Donald Trump Set to Receive 2nd Classified Briefing Friday
The GOP nominee is scheduled to be briefed again at FBI office in New York City.
— -- Donald Trump is set to receive another classified briefing from U.S. intelligence officials Friday, two weeks after he said he didn’t trust veterans of the intelligence community and then received his first classified briefing from some of them about major threats and emerging concerns around the world.
The Republican presidential nominee is expected to receive his second classified briefing Friday at the FBI’s field office in New York City, a senior campaign official told ABC News. That’s where career staffers from the Office of the Director of National Intelligence walked him through their latest assessment of worldwide threats two weeks ago.
For his first briefing, which lasted about two hours, Trump brought along New Jersey Gov. Chris Christie and retired Lt. Gen. Michael Flynn, a former Defense Intelligence Agency director who has become an outspoken and sometimes controversial supporter of Trump.
It’s unclear whether the same advisers will be attending Friday’s planned briefing with Trump.
Because of the sensitivity of the information discussed during briefings of presidential candidates, the sessions must take place in locations with secure rooms, known as sensitive compartmented information facilities. The FBI's office in New York City has such rooms.
The FBI, however, will have no role in the briefing beyond playing host, as ABC News was previously told.
Many of his critics, including top Democratic senators, have questioned whether he is fit to receive classified information, citing controversial statements he has made on the campaign trail.
Similarly, Republican critics have questioned whether Hillary Clinton should receive classified information after what they say is the reckless way she handled sensitive information with use of a private server when she was secretary of state.
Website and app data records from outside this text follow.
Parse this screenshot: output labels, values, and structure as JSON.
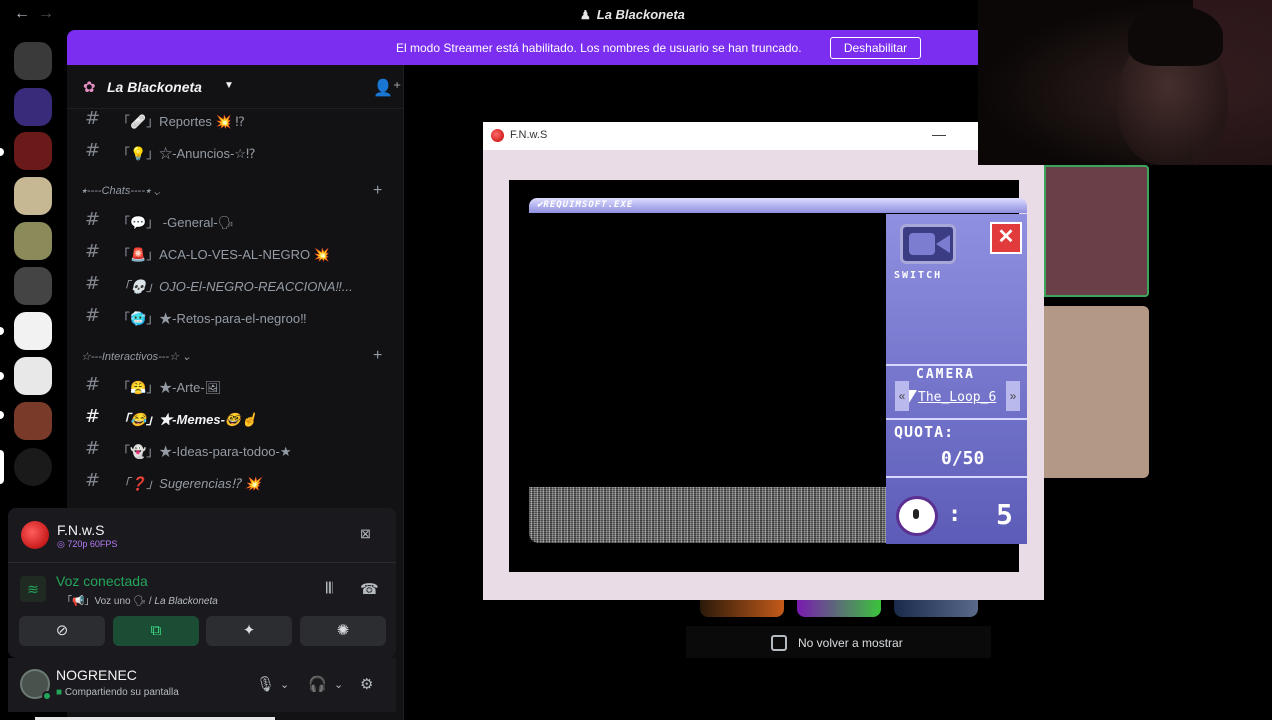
{
  "window": {
    "title": "La Blackoneta",
    "back": "←",
    "forward": "→"
  },
  "banner": {
    "text": "El modo Streamer está habilitado. Los nombres de usuario se han truncado.",
    "button": "Deshabilitar"
  },
  "server": {
    "name": "La Blackoneta",
    "chevron": "⌄"
  },
  "channels_top": [
    {
      "label": "「🩹」Reportes 💥 ⁉"
    },
    {
      "label": "「💡」☆-Anuncios-☆⁉"
    }
  ],
  "categories": {
    "chats": "⭑----Chats----⭑",
    "interactivos": "☆---Interactivos---☆"
  },
  "channels_chats": [
    {
      "label": "「💬」 -General-🗣"
    },
    {
      "label": "「🚨」ACA-LO-VES-AL-NEGRO 💥"
    },
    {
      "label": "「💀」OJO-El-NEGRO-REACCIONA‼..."
    },
    {
      "label": "「🥶」★-Retos-para-el-negroo‼"
    }
  ],
  "channels_interactivos": [
    {
      "label": "「😤」★-Arte-🖼"
    },
    {
      "label": "「😂」★-Memes-🤓☝"
    },
    {
      "label": "「👻」★-Ideas-para-todoo-★"
    },
    {
      "label": "「❓」Sugerencias⁉ 💥"
    }
  ],
  "stream": {
    "app_name": "F.N.w.S",
    "quality": "◎ 720p 60FPS"
  },
  "voice": {
    "status": "Voz conectada",
    "channel": "「📢」Voz uno 🗣 / ",
    "server": "La Blackoneta"
  },
  "user": {
    "name": "NOGRENEC",
    "status": "Compartiendo su pantalla"
  },
  "game": {
    "window_title": "F.N.w.S",
    "exe_title": "✔REQUIMSOFT.EXE",
    "switch_label": "SWITCH",
    "camera_label": "CAMERA",
    "camera_name": "The_Loop_6",
    "quota_label": "QUOTA:",
    "quota_value": "0/50",
    "timer_value": "5",
    "timer_colon": ":",
    "close": "✕"
  },
  "popup": {
    "no_show_label": "No volver a mostrar"
  },
  "colors": {
    "accent": "#7c2ef0",
    "online": "#23a55a"
  }
}
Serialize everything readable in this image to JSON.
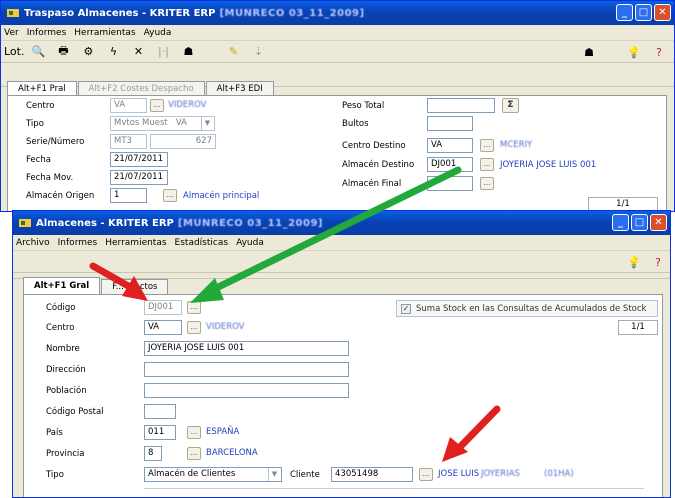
{
  "window1": {
    "title": "Traspaso Almacenes - KRITER ERP",
    "title_blur": "[MUNRECO 03_11_2009]",
    "menu": [
      "Ver",
      "Informes",
      "Herramientas",
      "Ayuda"
    ],
    "toolbar_label": "Lot.",
    "tabs": [
      "Alt+F1 Pral",
      "Alt+F2 Costes Despacho",
      "Alt+F3 EDI"
    ],
    "fields": {
      "centro_label": "Centro",
      "centro_value": "VA",
      "centro_link": "VIDEROV",
      "tipo_label": "Tipo",
      "tipo_value": "Mvtos Muest",
      "tipo_code": "VA",
      "serie_label": "Serie/Número",
      "serie_value": "MT3",
      "numero_value": "627",
      "fecha_label": "Fecha",
      "fecha_value": "21/07/2011",
      "fechamov_label": "Fecha Mov.",
      "fechamov_value": "21/07/2011",
      "almorigen_label": "Almacén Origen",
      "almorigen_value": "1",
      "almorigen_link": "Almacén principal",
      "peso_label": "Peso Total",
      "sigma": "Σ",
      "bultos_label": "Bultos",
      "centrodest_label": "Centro Destino",
      "centrodest_value": "VA",
      "centrodest_link": "MCERIY",
      "almdest_label": "Almacén Destino",
      "almdest_value": "DJ001",
      "almdest_link": "JOYERIA JOSE LUIS 001",
      "almfinal_label": "Almacén Final",
      "page": "1/1"
    }
  },
  "window2": {
    "title": "Almacenes - KRITER ERP",
    "title_blur": "[MUNRECO 03_11_2009]",
    "menu": [
      "Archivo",
      "Informes",
      "Herramientas",
      "Estadísticas",
      "Ayuda"
    ],
    "tabs": [
      "Alt+F1 Gral",
      "F... ...actos"
    ],
    "fields": {
      "codigo_label": "Código",
      "codigo_value": "DJ001",
      "centro_label": "Centro",
      "centro_value": "VA",
      "centro_link": "VIDEROV",
      "nombre_label": "Nombre",
      "nombre_value": "JOYERIA JOSE LUIS 001",
      "direccion_label": "Dirección",
      "poblacion_label": "Población",
      "cp_label": "Código Postal",
      "pais_label": "País",
      "pais_value": "011",
      "pais_link": "ESPAÑA",
      "provincia_label": "Provincia",
      "provincia_value": "8",
      "provincia_link": "BARCELONA",
      "tipo_label": "Tipo",
      "tipo_value": "Almacén de Clientes",
      "cliente_label": "Cliente",
      "cliente_value": "43051498",
      "cliente_link": "JOSE LUIS",
      "cliente_link_blur": "JOYERIAS",
      "cliente_link_blur2": "(01HA)",
      "suma_stock_label": "Suma Stock en las Consultas de Acumulados de Stock",
      "page": "1/1"
    }
  },
  "colors": {
    "arrow_green": "#22a93a",
    "arrow_red": "#e02020",
    "link": "#1f3fbf",
    "titlebar": "#0842b5"
  }
}
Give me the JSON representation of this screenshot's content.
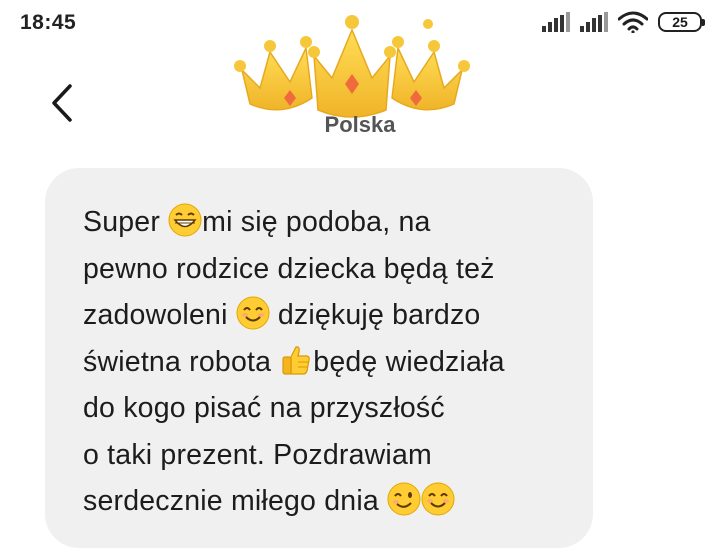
{
  "status_bar": {
    "time": "18:45",
    "battery": "25",
    "icons": [
      "signal-icon",
      "signal-icon",
      "wifi-icon",
      "battery-icon"
    ]
  },
  "header": {
    "contact_name": "Polska",
    "avatar_icon": "crown-icon",
    "back_icon": "chevron-left-icon"
  },
  "message": {
    "lines": [
      {
        "a": "Super ",
        "emoji": "grin-emoji",
        "b": "mi się podoba, na"
      },
      {
        "a": "pewno rodzice dziecka będą też"
      },
      {
        "a": "zadowoleni ",
        "emoji": "smile-emoji",
        "b": " dziękuję bardzo"
      },
      {
        "a": "świetna robota ",
        "emoji": "thumbs-up-emoji",
        "b": "będę wiedziała"
      },
      {
        "a": "do kogo pisać na przyszłość"
      },
      {
        "a": "o taki prezent. Pozdrawiam"
      },
      {
        "a": "serdecznie miłego dnia ",
        "emoji": "wink-emoji",
        "emoji2": "smile-emoji"
      }
    ]
  },
  "colors": {
    "bubble": "#f0f0f0",
    "crown": "#f7c73a",
    "gem": "#ef6a3c"
  }
}
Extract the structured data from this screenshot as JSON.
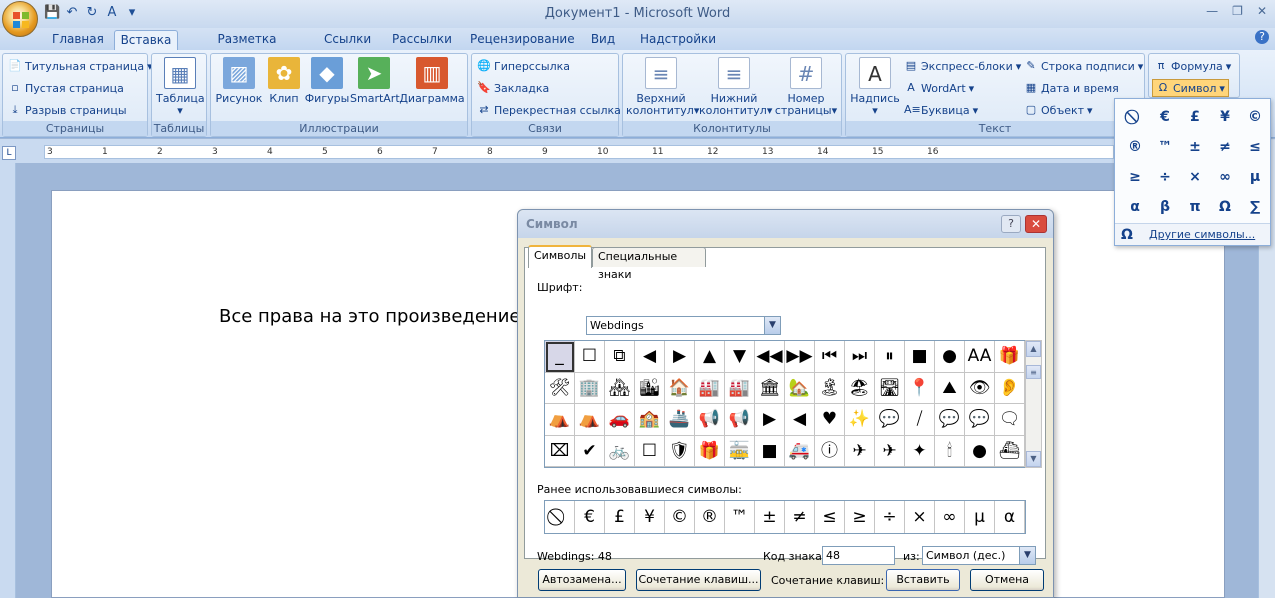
{
  "window": {
    "title": "Документ1 - Microsoft Word"
  },
  "quick_access": [
    {
      "icon": "save-icon",
      "glyph": "💾"
    },
    {
      "icon": "undo-icon",
      "glyph": "↶"
    },
    {
      "icon": "redo-icon",
      "glyph": "↻"
    },
    {
      "icon": "spelling-icon",
      "glyph": "A"
    },
    {
      "icon": "customize-icon",
      "glyph": "▾"
    }
  ],
  "window_controls": {
    "minimize": "—",
    "restore": "❐",
    "close": "✕"
  },
  "tabs": [
    "Главная",
    "Вставка",
    "Разметка страницы",
    "Ссылки",
    "Рассылки",
    "Рецензирование",
    "Вид",
    "Надстройки"
  ],
  "active_tab": "Вставка",
  "ribbon": {
    "pages": {
      "label": "Страницы",
      "title_page": "Титульная страница",
      "blank_page": "Пустая страница",
      "page_break": "Разрыв страницы"
    },
    "tables": {
      "label": "Таблицы",
      "table": "Таблица"
    },
    "illustrations": {
      "label": "Иллюстрации",
      "picture": "Рисунок",
      "clip": "Клип",
      "shapes": "Фигуры",
      "smartart": "SmartArt",
      "chart": "Диаграмма"
    },
    "links": {
      "label": "Связи",
      "hyperlink": "Гиперссылка",
      "bookmark": "Закладка",
      "crossref": "Перекрестная ссылка"
    },
    "headers": {
      "label": "Колонтитулы",
      "header_l1": "Верхний",
      "header_l2": "колонтитул",
      "footer_l1": "Нижний",
      "footer_l2": "колонтитул",
      "pagenum_l1": "Номер",
      "pagenum_l2": "страницы"
    },
    "text": {
      "label": "Текст",
      "textbox": "Надпись",
      "quickparts": "Экспресс-блоки",
      "wordart": "WordArt",
      "dropcap": "Буквица",
      "signature": "Строка подписи",
      "datetime": "Дата и время",
      "object": "Объект"
    },
    "symbols": {
      "equation": "Формула",
      "symbol": "Символ"
    }
  },
  "ruler": {
    "marks": [
      "3",
      "1",
      "2",
      "3",
      "4",
      "5",
      "6",
      "7",
      "8",
      "9",
      "10",
      "11",
      "12",
      "13",
      "14",
      "15",
      "16"
    ]
  },
  "document": {
    "text": "Все права на это произведение п"
  },
  "symbol_panel": {
    "symbols": [
      "⃠",
      "€",
      "£",
      "¥",
      "©",
      "®",
      "™",
      "±",
      "≠",
      "≤",
      "≥",
      "÷",
      "×",
      "∞",
      "µ",
      "α",
      "β",
      "π",
      "Ω",
      "∑"
    ],
    "more_label": "Другие символы...",
    "more_icon": "Ω"
  },
  "dialog": {
    "title": "Символ",
    "help": "?",
    "close": "✕",
    "tab_symbols": "Символы",
    "tab_special": "Специальные знаки",
    "font_label": "Шрифт:",
    "font_value": "Webdings",
    "grid_symbols": [
      [
        "_",
        "☐",
        "⧉",
        "◀",
        "▶",
        "▲",
        "▼",
        "◀◀",
        "▶▶",
        "⏮",
        "⏭",
        "⏸",
        "■",
        "●",
        "AA",
        "🎁"
      ],
      [
        "🛠",
        "🏢",
        "🏘",
        "🏙",
        "🏠",
        "🏭",
        "🏭",
        "🏛",
        "🏡",
        "🏝",
        "🏖",
        "🛣",
        "📍",
        "⛰",
        "👁",
        "👂"
      ],
      [
        "⛺",
        "⛺",
        "🚗",
        "🏫",
        "🚢",
        "📢",
        "📢",
        "▶",
        "◀",
        "♥",
        "✨",
        "💬",
        "⧸",
        "💬",
        "💬",
        "🗨"
      ],
      [
        "⌧",
        "✔",
        "🚲",
        "☐",
        "🛡",
        "🎁",
        "🚋",
        "■",
        "🚑",
        "ⓘ",
        "✈",
        "✈",
        "✦",
        "🕯",
        "●",
        "⛴"
      ]
    ],
    "recent_label": "Ранее использовавшиеся символы:",
    "recent": [
      "⃠",
      "€",
      "£",
      "¥",
      "©",
      "®",
      "™",
      "±",
      "≠",
      "≤",
      "≥",
      "÷",
      "×",
      "∞",
      "µ",
      "α"
    ],
    "charinfo": "Webdings: 48",
    "code_label": "Код знака:",
    "code_value": "48",
    "from_label": "из:",
    "from_value": "Символ (дес.)",
    "autocorrect": "Автозамена...",
    "shortcut_btn": "Сочетание клавиш...",
    "shortcut_label": "Сочетание клавиш:",
    "insert": "Вставить",
    "cancel": "Отмена"
  }
}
Clinton received her first classified briefing last weekend as the Democratic nominee for president.
Clinton’s session was held Saturday at the FBI’s office in White Plains, New York, close to her Chappaqua home. It lasted more than two hours, and Clinton attended it alone, a campaign aide said.
Director of National Intelligence James Clapper and the White House have said they have no qualms about briefing the Republican or Democratic presidential candidates, noting that providing the briefings is a "long-standing tradition in our system," dating back more than 60 years.
Clapper recently said there is no concern within the U.S. intelligence community over providing classified information to either of the presidential candidates, insisting, "It's not up to the administration and certainly not up to me personally to decide on the suitability of a presidential candidate."
"The American electorate is in the process of deciding the suitability of these two candidates to serve as commander in chief, and they will make that decision, to pick someone who will be cleared for everything," Clapper said in July at the annual Aspen Security Forum in Colorado.
Each of the campaigns decides the location for the candidates’ classified briefings, according to Clapper.
The briefings resemble the annual Worldwide Threat Assessment issued by the intelligence community, which releases an unclassified version each year. While some top-secret information could be discussed, the briefings will not include the nation's most sensitive secrets, particularly information on sources, methods and operations.
During an interview with Fox News that aired hours after Trump’s first briefing on Aug. 17, the Republican nominee was asked whether he trusts U.S. intelligence.
"Not so much from the people that have been doing it for our country. Look what's happened over the last 10 years. Look what's happened over the years. It's been catastrophic,” Trump said. "I won't use some of the people that are sort of your standards, just use them, use them, use them. Very easy to use them. But I won't use them because they've made such bad decisions.”
ABC News' Josh Haskell, Liz Kreutz, Veronica Stracqualursi, Justin Fishel, Alex Mallin and Devin Dwyer contributed to this report.